Um, yeah, did you catch that? It gets even better: the most common side effects of this particular drug are nausea, diarrhea, and vomiting. Only slightly less common are headache, dizziness, fatigue and cough! So in exchange for taking a potentially dangerous drug that is considered ineffective by BMJ, you get more flu symptoms. Awesome. (source)
At least one BMJ researcher involved in the analysis has called for world governments to sue to get their money back on what may be a virtually worthless drug.
Tamiflu Manufacturer Under Investigation
Tamiflu’s manufacturer, Roche, is accused of underreporting side effects on other drugs as well. “Roche is also being investigated by the European Medicines Agency for not properly reporting side effects, including possible deaths, for 19 drugs . . . that were used in about 80,000 patients in the U.S.,” says a U.K. news source.
Among those drugs I’m betting they’re looking at Lariam – an anti-malaria medication commonly prescribed to tourists and soldiers that has been implicated in several psychotic episodes and homicides.
“Roche, the drug company, claims that Lariam causes serious psychiatric side effects in only one in 10,000 people. But Dr. Paul Clarke, an infectious disease specialist and the medical director of a large network of travel clinics in Great Britain, organized his own study, after he and other British doctors saw problems with much greater frequency.
‘It was confusion, it was disorientation, it was anxiety and panic attacks,’ says Clarke. ‘There were episodes in which people were clearly divorced from reality and indeed had unusual symptoms that could be described as psychotic.’
Their research confirmed the hunch. Not one in 10,000, but closer to one in a 140 suffered disabling side effects, defined as substantially disrupting their lives – the same kinds of side effects that Dr. Clarke had seen in his patients. ” (source, emphasis mine)
Is Tamiflu Really To Blame?
The FDA has suggested that the psychiatric events and deaths reported in Japan could have stemmed from a fever-induced delirium or other medications that the patient may have been taking. However, Rokuro Hama, MD, a Japanese researcher who collaborated on the Cochrane review of Tamiflu, disagrees.
“Pediatric specialists say that fever or various drugs may cause delirium and only little scientific evidence exists about causal relation between Tamiflu and the events. These comments are not correct, because there are several cases in which the patients had no fever (after temperature went down to almost normal or even lower) or took no medicine other than Tamiflu,” he says.

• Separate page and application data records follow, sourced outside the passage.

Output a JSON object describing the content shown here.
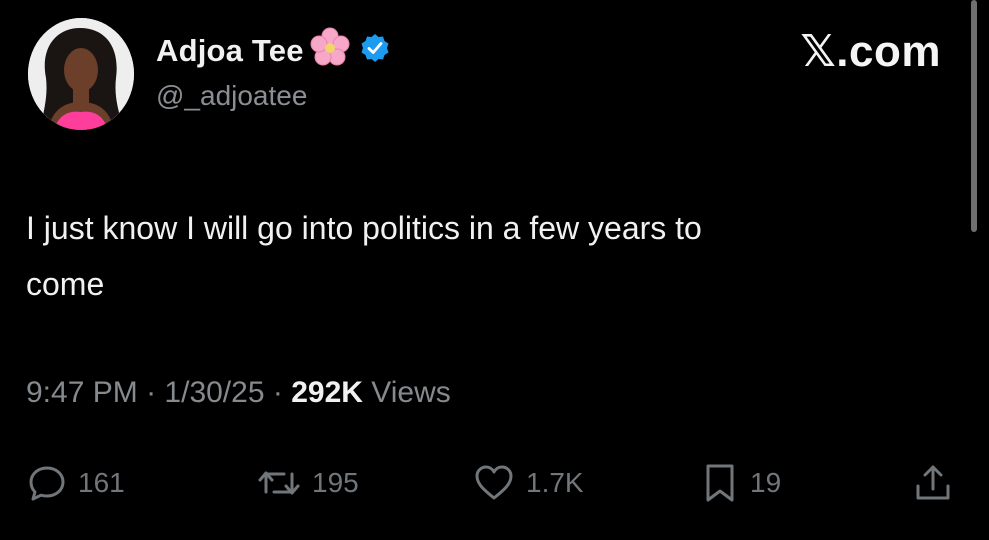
{
  "author": {
    "name": "Adjoa Tee",
    "handle": "@_adjoatee"
  },
  "brand": "𝕏.com",
  "tweet": {
    "text_line1": "I just know I will go into politics in a few years to",
    "text_line2": "come"
  },
  "meta": {
    "time": "9:47 PM",
    "sep1": "·",
    "date": "1/30/25",
    "sep2": "·",
    "views_count": "292K",
    "views_label": "Views"
  },
  "actions": {
    "replies": "161",
    "reposts": "195",
    "likes": "1.7K",
    "bookmarks": "19"
  },
  "colors": {
    "background": "#000000",
    "verified": "#1d9bf0",
    "muted": "#71767b",
    "flower": "#f7a8c8"
  },
  "icons": [
    "cherry-blossom-icon",
    "verified-badge-icon",
    "reply-icon",
    "repost-icon",
    "like-icon",
    "bookmark-icon",
    "share-icon"
  ]
}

According to Dr. Hama, “Normally, Tamiflu cannot penetrate the [blood brain] barrier. But it becomes more permeable when the tissue is inflamed, as can happen in flu. Japanese doctors fear that Tamiflu might be getting into the brain, depressing activity and ‘disinhibiting’ some behaviours.”
In addition, a research team led by Osaka City University Professor Yoshio Hirota found that “patients ages 10 to 17 who took Tamiflu had a 54 percent greater chance of exhibiting abnormal behavior than those patients who did not take the medication. . . . The report identified examples of abnormal behavior as a child who attempted to leap from a balcony or a child who began hopping after consuming Tamiflu. No margin of error was given for the medical study.” (source)
The Bottom Line
Just this year Roche promised yet again to release their Phase III trial data with some info redacted to “protect confidentiality and legitimate commercial interests.” (source) When finally delivered the report may have enough holes to be mistaken for swiss cheese, but we’ll see.
In the meantime, the FDA has approved Tamiflu for use in infants and young children despite documentation that it can induce terrifying nightmares and cause children to hear voices (source 1, source 2, source 3, source 4, source 5) One mother reported that her six-year old daughter asked for help after taking Tamiflu and hearing voices that said “Give me all your money or I’ll shoot you.” (source)